“What?” Bill asked.
The two of them were sitting in what could best be described as a well armored and well fortified hut with a window in the middle of nowhere. Their job was to be lookouts. They had to be on guard for any monster or monsters who might destroy any of the few safe havens humanity had left.
The two originally signed on to make a difference in the world, help out the common man, and, most of all, get money. This job paid surprisingly well, considering that, for the most part, all the two did was sit on their asses.
For the most part, Bill didn’t mind the job…for the most part. There was one little problem Bill had with it: his coworker, Chuck. Chuck always seemed to find every way possible to annoy Bill. Today, he seemed to have decided on asking stupid questions. Case in point:
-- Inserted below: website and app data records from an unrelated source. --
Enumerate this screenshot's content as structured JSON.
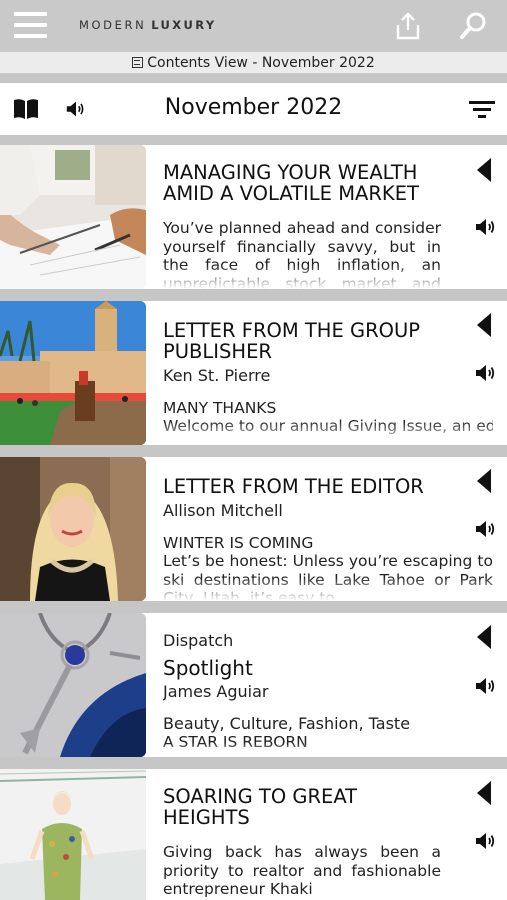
{
  "header": {
    "logo_light": "MODERN",
    "logo_bold": "LUXURY"
  },
  "breadcrumb": {
    "text": "Contents View - November 2022"
  },
  "toolbar": {
    "title": "November 2022"
  },
  "articles": [
    {
      "title": "MANAGING YOUR WEALTH AMID A VOLATILE MARKET",
      "excerpt": "You’ve planned ahead and consider yourself financially savvy, but in the face of high inflation, an unpredictable stock market and rising interest rates"
    },
    {
      "title": "LETTER FROM THE GROUP PUBLISHER",
      "author": "Ken St. Pierre",
      "kicker": "MANY THANKS",
      "excerpt": "Welcome to our annual Giving Issue, an edition that is very special to me"
    },
    {
      "title": "LETTER FROM THE EDITOR",
      "author": "Allison Mitchell",
      "kicker": "WINTER IS COMING",
      "excerpt": "Let’s be honest: Unless you’re escaping to ski destinations like Lake Tahoe or Park City, Utah, it’s easy to"
    },
    {
      "section": "Dispatch",
      "title": "Spotlight",
      "author": "James Aguiar",
      "tags": "Beauty, Culture, Fashion, Taste",
      "kicker": "A STAR IS REBORN"
    },
    {
      "title": "SOARING TO GREAT HEIGHTS",
      "excerpt": "Giving back has always been a priority to realtor and fashionable entrepreneur Khaki"
    }
  ],
  "icons": [
    "menu-icon",
    "share-icon",
    "search-icon",
    "book-icon",
    "speaker-icon",
    "filter-icon",
    "triangle-left-icon"
  ]
}
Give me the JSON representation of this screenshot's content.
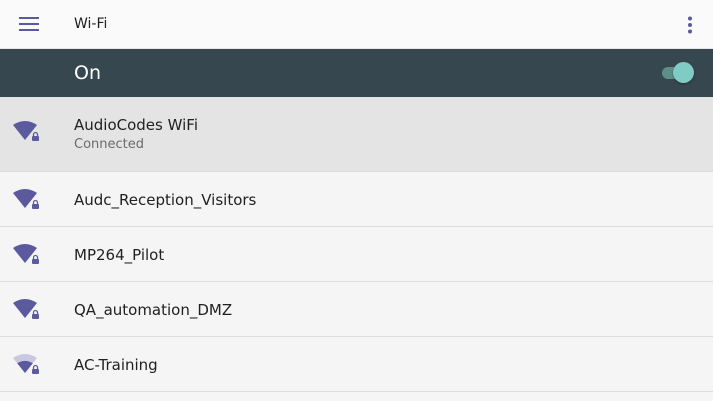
{
  "header": {
    "title": "Wi-Fi",
    "menu_icon": "hamburger-menu-icon",
    "overflow_icon": "more-vert-icon"
  },
  "switch_bar": {
    "label": "On",
    "enabled": true
  },
  "networks": [
    {
      "name": "AudioCodes WiFi",
      "status": "Connected",
      "secured": true,
      "signal": "full"
    },
    {
      "name": "Audc_Reception_Visitors",
      "secured": true,
      "signal": "full"
    },
    {
      "name": "MP264_Pilot",
      "secured": true,
      "signal": "full"
    },
    {
      "name": "QA_automation_DMZ",
      "secured": true,
      "signal": "full"
    },
    {
      "name": "AC-Training",
      "secured": true,
      "signal": "medium"
    }
  ],
  "colors": {
    "accent": "#5c5a9e",
    "header_bar": "#37474f",
    "toggle_thumb": "#80cbc4"
  }
}
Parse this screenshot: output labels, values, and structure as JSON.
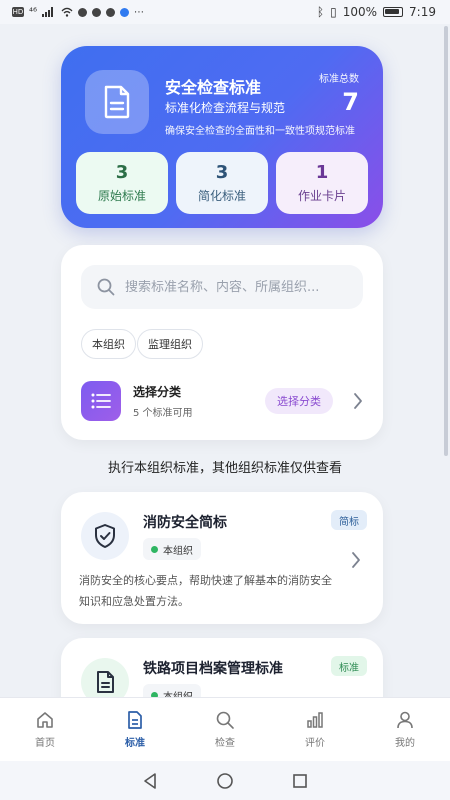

“You know, umhlambi. Big rhino things. Don’t they always look pissed off to you?”
“Yes, Chuck, I’m aware of what an umhlambi is. And honestly, I’ve never really noticed or cared if they looked pissed off.”
“I’d recommend noticing and caring right now.”
“And why is that?”
“Because there’s a whole herd of them coming right for us.”
Bill wanted to laugh. “You’re pulling my leg, aren’t you?”
Chuck shook his head. “Take a look.”
Bill peeked through the window.
He saw large, billowing clouds of dust. And it seemed to be moving closer.
He started noticing details, little by little.
It was a herd of umhlambi, heading straight for them.
“I’ll be damned,” Bill muttered.
Bill turned to Chuck. “Sound the alarm. Get the word out. Then get out of here.”
“And what are you doing?” Chuck asked.
Bill got a gun. “I’m gonna cover you,” he said as he exited the hut.
Chuck got a cell comm, and sent out a distress signal. “This is Wasteland Outpost 23-D, sending out a distress signal. There’s a herd of umhlmabi heading right for us, and towards New Havenrock.”
Chuck heard screams outside, and thundering. He took a quick look through the window.
The herd was getting closer, and Bill…well, he couldn’t see much of Bill, except a bloodied hand.
“I repeat, this is Wastedland Outpost 23-D! We’re being overrun by umhlambi! Send help! I repeat, send –”
“And that’s the last we heard from them.” Jeb said.
He, along with a girl in a heart shirt and jacket and a man with white hair and piercing blue eyes, were sitting at a booth in the West Point, a bar for Slayers. Slayers are monster hunters, like the girl and man situated across from Jeb, who gave jobs to Slayers. He was basically a human “Help Wanted” add for monster hunters.
He just finished playing the audio logs of the distress call for the two.
“And what do you want us to do?” the man – Frost – asked.
“Well, the government of New Havenrock wants some Slayers to go the herd and put them down.”
“Why Slayers? Wouldn’t an army make more sense?”
“New Havenrock’s had a tough time, and the government doesn’t want to worry the populace any more than they need to. An army would send the wrong message.”
The girl – Natalie – was sipping on a soda. When she heard that, she stopped, and says, “That sounds dumb.” Then she went back to her soda.
“She’s right,” Frost said.
“Dumb or not, that’s what the government wants. And they’re offering a lot of money to put this herd down."
“About a million credits.”
Natalie, who had just finished her soda and was in the process of swallowing the last of the drink, spit out the liquid in shock.
“One million credits? Think of all the pancakes we could buy!” she exclaimed.
Jeb, who was just drenched in soda, said in a voice not too far from anger, “Yes. That’s it. Think of pancakes.”
Natalie looked the man over. “Oh. Sorry!”
Jeb sighed. “Are you two willing to take this?”
Frost thought about it. One million credits was a lot of money, and in this world, money was a valuable commodity. There was also the fact that no army would be dispatched to take these things down, so he and Natalie were probably the best way to save a lot of lives. And, finally, he knew if he didn’t take this, Natalie would never let him hear the end of it.
“Fine. We accept.” Frost said.
“Yay!” Natalie yelled, and hugged him.
Jeb handed Frost a paper.
“Those are the coordinates where the umhlambi were last spotted.”
“Thanks,” Frost said.
Jeb smiled. “Enjoy your pancakes.” He said, getting out of the booth and walking away.
TO BE CONTINUED